• The derivative is wrong, should be: `f'(x) = 1.14393 * (1- tanh^2 ( 2/3 * x))` => `f'(x) = 0.6667 * 1.7159 * (1 - tanh(2/3 *x)) * (1 + tanh(2/3 * x)))` => f'(x) = 0.6667 / 1.7159 * (1.7159 - 1.7159*tanh(2/3 * x)) * (1.7159 + 1.7159*tanh(2/3 * x))' => `f'(x) = 0.6667/1.7159 * (1.7159 - f(x))*(1.7159 + f(x))`
– Max
May 27, 2013 at 22:26
• I checked the derivative numerically github.com/hughperkins/ClConvolve/blob/master/notes/… , and your formulae is correct Fukuzawa. Jan 29, 2015 at 21:50

This is bound to happen no matter what function you use. The derivative, by definition, will be zero when the output reaches one of two extremes. It's been a while since I have worked with Artificial Neural Networks but if I remember correctly, this (among many other things) is one of the limitations of using the simple back-propagation algorithm.

You could add a Momentum factor to make sure there is some correction based off previous experience, even when the derivative is zero.

You could also train it by epoch, where you accumulate the delta values for the weights before doing the actual update (compared to updating it every iteration). This also mitigates conditions where the delta values are oscillating between two values.

There may be more advanced methods, like second order methods for back propagation, that will mitigate this particular problem.

However, keep in mind that tanh reaches -1 or +1 at the infinities and the problem is purely theoretical.

Not totally sure if I am reading the question correctly, but if so, you should scale your inputs and targets between 0.9 and -0.9 which would help your derivatives be more sane.

• @danelliotster Can you edit your answer to show how the derivative will be saner.
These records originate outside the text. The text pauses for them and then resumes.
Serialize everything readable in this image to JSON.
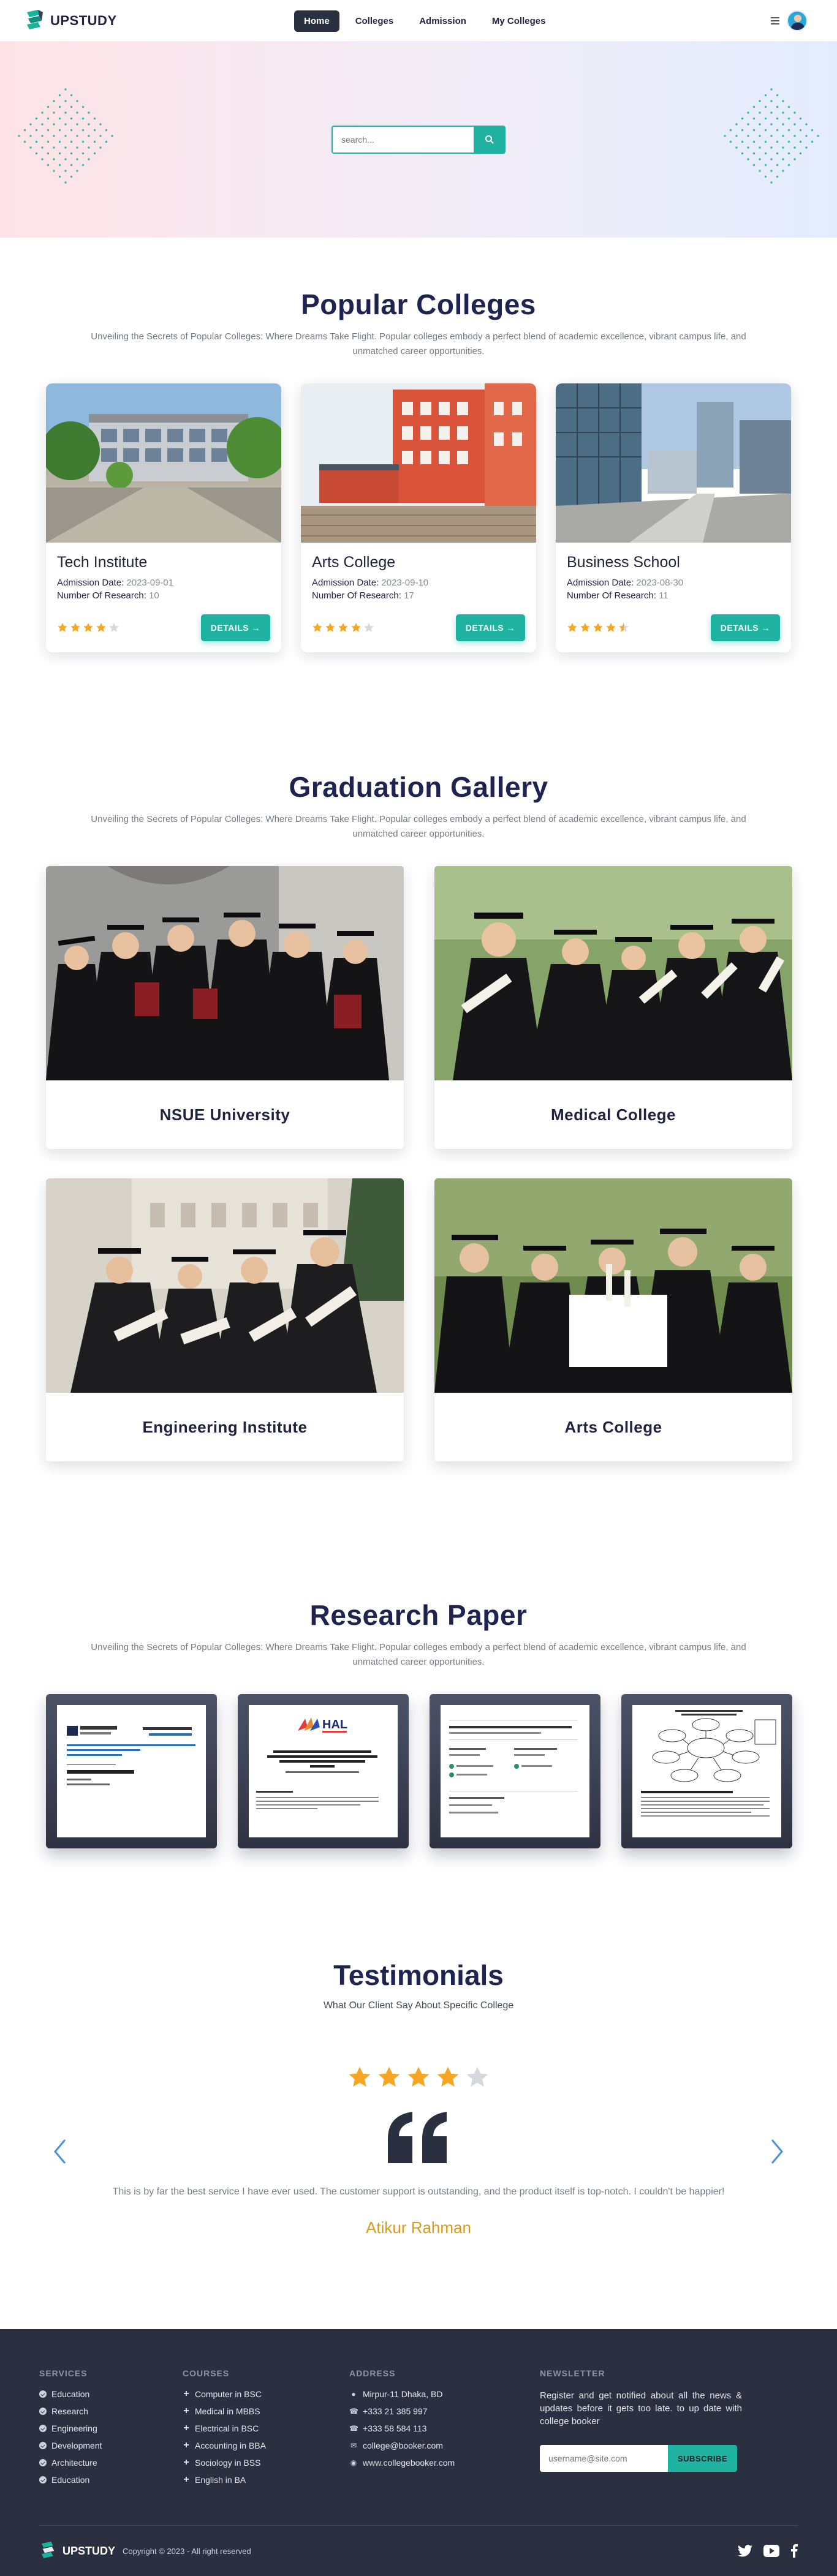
{
  "brand": {
    "name": "UPSTUDY"
  },
  "nav": {
    "links": [
      {
        "label": "Home",
        "active": true
      },
      {
        "label": "Colleges",
        "active": false
      },
      {
        "label": "Admission",
        "active": false
      },
      {
        "label": "My Colleges",
        "active": false
      }
    ],
    "menu_icon": "hamburger-icon",
    "avatar": "user-avatar"
  },
  "hero": {
    "search_placeholder": "search...",
    "search_icon": "search-icon"
  },
  "colleges": {
    "title": "Popular Colleges",
    "subtitle": "Unveiling the Secrets of Popular Colleges: Where Dreams Take Flight. Popular colleges embody a perfect blend of academic excellence, vibrant campus life, and unmatched career opportunities.",
    "admission_label": "Admission Date:",
    "research_label": "Number Of Research:",
    "details_label": "DETAILS →",
    "items": [
      {
        "name": "Tech Institute",
        "admission_date": "2023-09-01",
        "research_count": "10",
        "rating": 4
      },
      {
        "name": "Arts College",
        "admission_date": "2023-09-10",
        "research_count": "17",
        "rating": 4
      },
      {
        "name": "Business School",
        "admission_date": "2023-08-30",
        "research_count": "11",
        "rating": 4.5
      }
    ]
  },
  "gallery": {
    "title": "Graduation Gallery",
    "subtitle": "Unveiling the Secrets of Popular Colleges: Where Dreams Take Flight. Popular colleges embody a perfect blend of academic excellence, vibrant campus life, and unmatched career opportunities.",
    "items": [
      {
        "caption": "NSUE University"
      },
      {
        "caption": "Medical College"
      },
      {
        "caption": "Engineering Institute"
      },
      {
        "caption": "Arts College"
      }
    ]
  },
  "research": {
    "title": "Research Paper",
    "subtitle": "Unveiling the Secrets of Popular Colleges: Where Dreams Take Flight. Popular colleges embody a perfect blend of academic excellence, vibrant campus life, and unmatched career opportunities.",
    "papers": [
      {
        "heading": "Open Source Research in Sustainability",
        "org": "Michigan Technological University"
      },
      {
        "heading": "Overcoming Language Challenges of Open Source",
        "org": "HAL"
      },
      {
        "heading": "Technologies for Comprehensive Image Understanding",
        "org": ""
      },
      {
        "heading": "Data Sustainability Practices",
        "org": ""
      }
    ]
  },
  "testimonials": {
    "title": "Testimonials",
    "subtitle": "What Our Client Say About Specific College",
    "rating": 4,
    "text": "This is by far the best service I have ever used. The customer support is outstanding, and the product itself is top-notch. I couldn't be happier!",
    "author": "Atikur Rahman"
  },
  "footer": {
    "services": {
      "heading": "SERVICES",
      "items": [
        "Education",
        "Research",
        "Engineering",
        "Development",
        "Architecture",
        "Education"
      ]
    },
    "courses": {
      "heading": "COURSES",
      "items": [
        "Computer in BSC",
        "Medical in MBBS",
        "Electrical in BSC",
        "Accounting in BBA",
        "Sociology in BSS",
        "English in BA"
      ]
    },
    "address": {
      "heading": "ADDRESS",
      "items": [
        {
          "icon": "location-icon",
          "text": "Mirpur-11 Dhaka, BD"
        },
        {
          "icon": "phone-icon",
          "text": "+333 21 385 997"
        },
        {
          "icon": "phone-icon",
          "text": "+333 58 584 113"
        },
        {
          "icon": "email-icon",
          "text": "college@booker.com"
        },
        {
          "icon": "globe-icon",
          "text": "www.collegebooker.com"
        }
      ]
    },
    "newsletter": {
      "heading": "NEWSLETTER",
      "text": "Register and get notified about all the news & updates before it gets too late. to up date with college booker",
      "placeholder": "username@site.com",
      "button": "SUBSCRIBE"
    },
    "copyright": "Copyright © 2023 - All right reserved",
    "socials": [
      "twitter-icon",
      "youtube-icon",
      "facebook-icon"
    ]
  },
  "colors": {
    "primary": "#20b2a0",
    "dark": "#2b3040",
    "heading": "#1f2350",
    "star": "#f5a623",
    "author": "#d99a1a"
  }
}
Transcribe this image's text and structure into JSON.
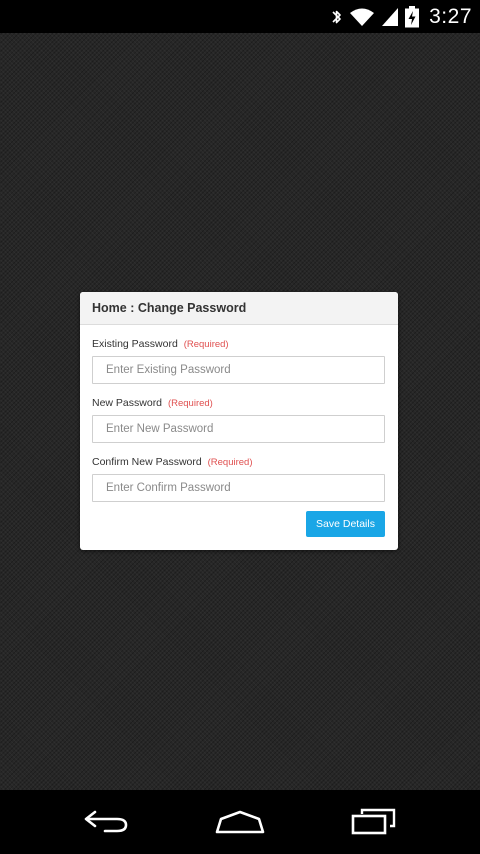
{
  "status_bar": {
    "time": "3:27",
    "icons": [
      "bluetooth-icon",
      "wifi-icon",
      "signal-icon",
      "battery-charging-icon"
    ]
  },
  "dialog": {
    "title": "Home : Change Password",
    "fields": [
      {
        "label": "Existing Password",
        "required_label": "(Required)",
        "placeholder": "Enter Existing Password",
        "value": ""
      },
      {
        "label": "New Password",
        "required_label": "(Required)",
        "placeholder": "Enter New Password",
        "value": ""
      },
      {
        "label": "Confirm New Password",
        "required_label": "(Required)",
        "placeholder": "Enter Confirm Password",
        "value": ""
      }
    ],
    "save_label": "Save Details"
  },
  "nav_bar": {
    "icons": [
      "back-icon",
      "home-icon",
      "recent-apps-icon"
    ]
  },
  "colors": {
    "accent": "#1aa6e6",
    "required": "#e05050",
    "background": "#272727",
    "bars": "#000000"
  }
}
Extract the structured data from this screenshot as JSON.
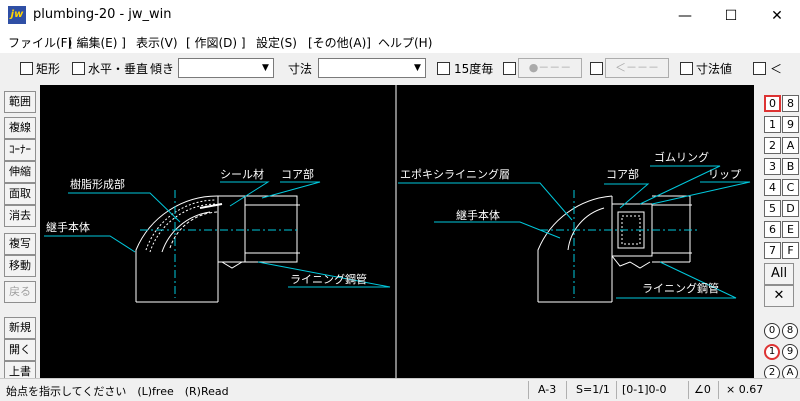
{
  "window": {
    "title": "plumbing-20 - jw_win",
    "icon_text": "jw",
    "minimize_icon": "minimize-icon",
    "maximize_icon": "maximize-icon",
    "close_icon": "close-icon",
    "minimize_glyph": "—",
    "maximize_glyph": "☐",
    "close_glyph": "✕"
  },
  "menu": [
    "ファイル(F)",
    "[ 編集(E) ]",
    "表示(V)",
    "[ 作図(D) ]",
    "設定(S)",
    "[その他(A)]",
    "ヘルプ(H)"
  ],
  "toolbar": {
    "rect_label": "矩形",
    "hv_label": "水平・垂直",
    "tilt_label": "傾き",
    "tilt_value": "",
    "dim_label": "寸法",
    "dim_value": "",
    "deg15_label": "15度毎",
    "dot_button": "●－－－",
    "arrow_button": "＜－－－",
    "dimval_label": "寸法値",
    "lt_label": "＜"
  },
  "left_tools": [
    "範囲",
    "複線",
    "ｺｰﾅｰ",
    "伸縮",
    "面取",
    "消去",
    "複写",
    "移動",
    "戻る",
    "新規",
    "開く",
    "上書"
  ],
  "right_tools": {
    "layers_left": [
      "0",
      "1",
      "2",
      "3",
      "4",
      "5",
      "6",
      "7"
    ],
    "layers_right": [
      "8",
      "9",
      "A",
      "B",
      "C",
      "D",
      "E",
      "F"
    ],
    "selected_layer": "0",
    "all_label": "All",
    "cross_label": "✕",
    "groups_left": [
      "0",
      "1",
      "2"
    ],
    "groups_right": [
      "8",
      "9",
      "A"
    ],
    "selected_group": "1"
  },
  "drawing": {
    "left": {
      "resin": "樹脂形成部",
      "seal": "シール材",
      "core": "コア部",
      "body": "継手本体",
      "pipe": "ライニング鋼管"
    },
    "right": {
      "epoxy": "エポキシライニング層",
      "rubber": "ゴムリング",
      "core": "コア部",
      "lip": "リップ",
      "body": "継手本体",
      "pipe": "ライニング鋼管"
    }
  },
  "status": {
    "message": "始点を指示してください　(L)free　(R)Read",
    "paper": "A-3",
    "scale": "S=1/1",
    "layer": "[0-1]0-0",
    "angle": "∠0",
    "zoom": "× 0.67"
  },
  "colors": {
    "canvas": "#000000",
    "lines": "#ffffff",
    "leaders": "#00c8dc",
    "selected": "#dd3333"
  }
}
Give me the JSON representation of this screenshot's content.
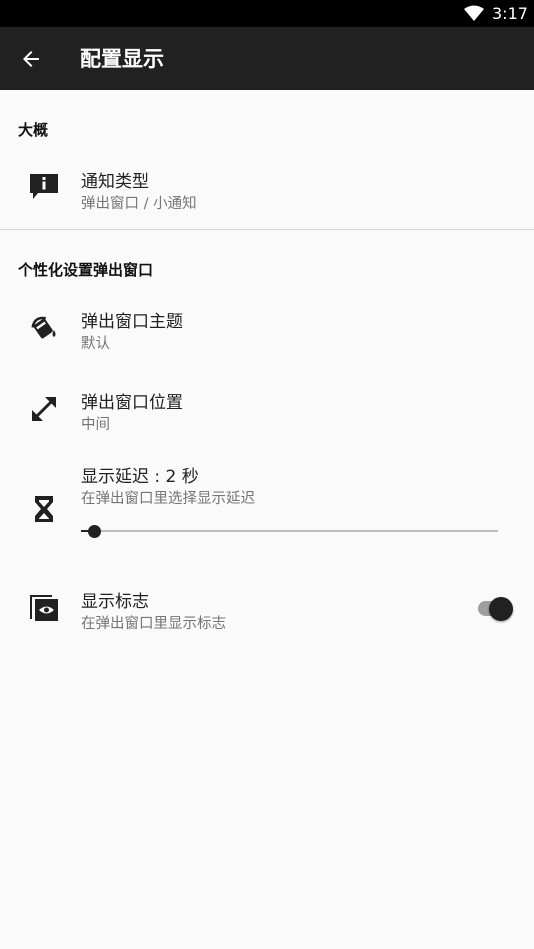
{
  "status_bar": {
    "time": "3:17",
    "wifi_icon": "wifi-icon"
  },
  "app_bar": {
    "title": "配置显示",
    "back_icon": "arrow-back-icon"
  },
  "sections": {
    "general": {
      "header": "大概",
      "notification_type": {
        "title": "通知类型",
        "summary": "弹出窗口 / 小通知",
        "icon": "info-message-icon"
      }
    },
    "personalize": {
      "header": "个性化设置弹出窗口",
      "theme": {
        "title": "弹出窗口主题",
        "summary": "默认",
        "icon": "paint-bucket-icon"
      },
      "position": {
        "title": "弹出窗口位置",
        "summary": "中间",
        "icon": "expand-arrows-icon"
      },
      "delay": {
        "title": "显示延迟 : 2 秒",
        "summary": "在弹出窗口里选择显示延迟",
        "icon": "hourglass-icon",
        "value_seconds": 2,
        "slider_fraction": 0.02
      },
      "show_icon": {
        "title": "显示标志",
        "summary": "在弹出窗口里显示标志",
        "icon": "eye-window-icon",
        "enabled": true
      }
    }
  },
  "colors": {
    "app_bar": "#212121",
    "background": "#fafafa",
    "accent": "#212121"
  }
}
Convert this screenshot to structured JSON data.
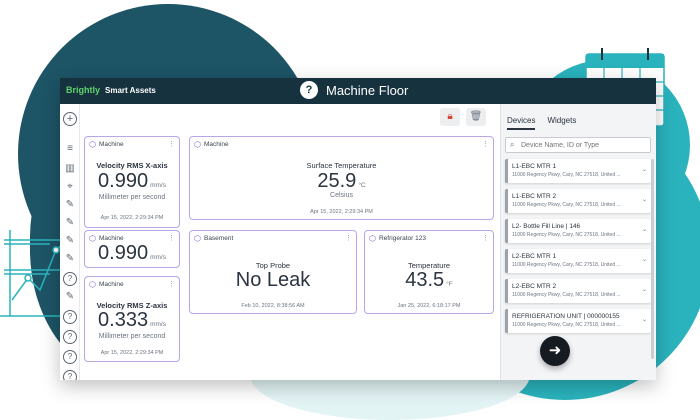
{
  "brand": {
    "logo": "Brightly",
    "product": "Smart Assets"
  },
  "page": {
    "title": "Machine Floor",
    "title_icon": "help-circle-icon"
  },
  "widgets": {
    "w1": {
      "source": "Machine",
      "title": "Velocity RMS X-axis",
      "value": "0.990",
      "unit": "mm/s",
      "subtitle": "Millimeter per second",
      "timestamp": "Apr 15, 2022, 2:29:34 PM"
    },
    "w2": {
      "source": "Machine",
      "title": "Surface Temperature",
      "value": "25.9",
      "unit": "°C",
      "subtitle": "Celsius",
      "timestamp": "Apr 15, 2022, 2:29:34 PM"
    },
    "w3": {
      "source": "Machine",
      "value": "0.990",
      "unit": "mm/s"
    },
    "w4": {
      "source": "Basement",
      "title": "Top Probe",
      "value": "No Leak",
      "timestamp": "Feb 10, 2022, 8:38:56 AM"
    },
    "w5": {
      "source": "Refrigerator 123",
      "title": "Temperature",
      "value": "43.5",
      "unit": "°F",
      "timestamp": "Jan 25, 2022, 6:18:17 PM"
    },
    "w6": {
      "source": "Machine",
      "title": "Velocity RMS Z-axis",
      "value": "0.333",
      "unit": "mm/s",
      "subtitle": "Millimeter per second",
      "timestamp": "Apr 15, 2022, 2:29:34 PM"
    }
  },
  "panel": {
    "tabs": [
      "Devices",
      "Widgets"
    ],
    "search_placeholder": "Device Name, ID or Type",
    "devices": [
      {
        "name": "L1-EBC MTR 1",
        "address": "11000 Regency Pkwy, Cary, NC 27518, United ..."
      },
      {
        "name": "L1-EBC MTR 2",
        "address": "11000 Regency Pkwy, Cary, NC 27518, United ..."
      },
      {
        "name": "L2- Bottle Fill Line | 146",
        "address": "11000 Regency Pkwy, Cary, NC 27518, United ..."
      },
      {
        "name": "L2-EBC MTR 1",
        "address": "11000 Regency Pkwy, Cary, NC 27518, United ..."
      },
      {
        "name": "L2-EBC MTR 2",
        "address": "11000 Regency Pkwy, Cary, NC 27518, United ..."
      },
      {
        "name": "REFRIGERATION UNIT | 000000155",
        "address": "11000 Regency Pkwy, Cary, NC 27518, United ..."
      }
    ]
  },
  "colors": {
    "topbar": "#17323f",
    "widget_border": "#b9a6e6",
    "accent_teal": "#2ab3bd",
    "accent_navy": "#1d5466",
    "lock": "#d9453a"
  },
  "icons": [
    "add-circle-icon",
    "menu-icon",
    "map-icon",
    "location-pin-icon",
    "tools-icon",
    "help-circle-icon",
    "lock-icon",
    "trash-icon",
    "search-icon",
    "chevron-down-icon",
    "arrow-right-icon",
    "cube-icon",
    "kebab-icon",
    "calendar-icon"
  ]
}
I downvoted in a moment of haste. I can't undo it now unless there is an edit. Dec 7, 2012 at 18:05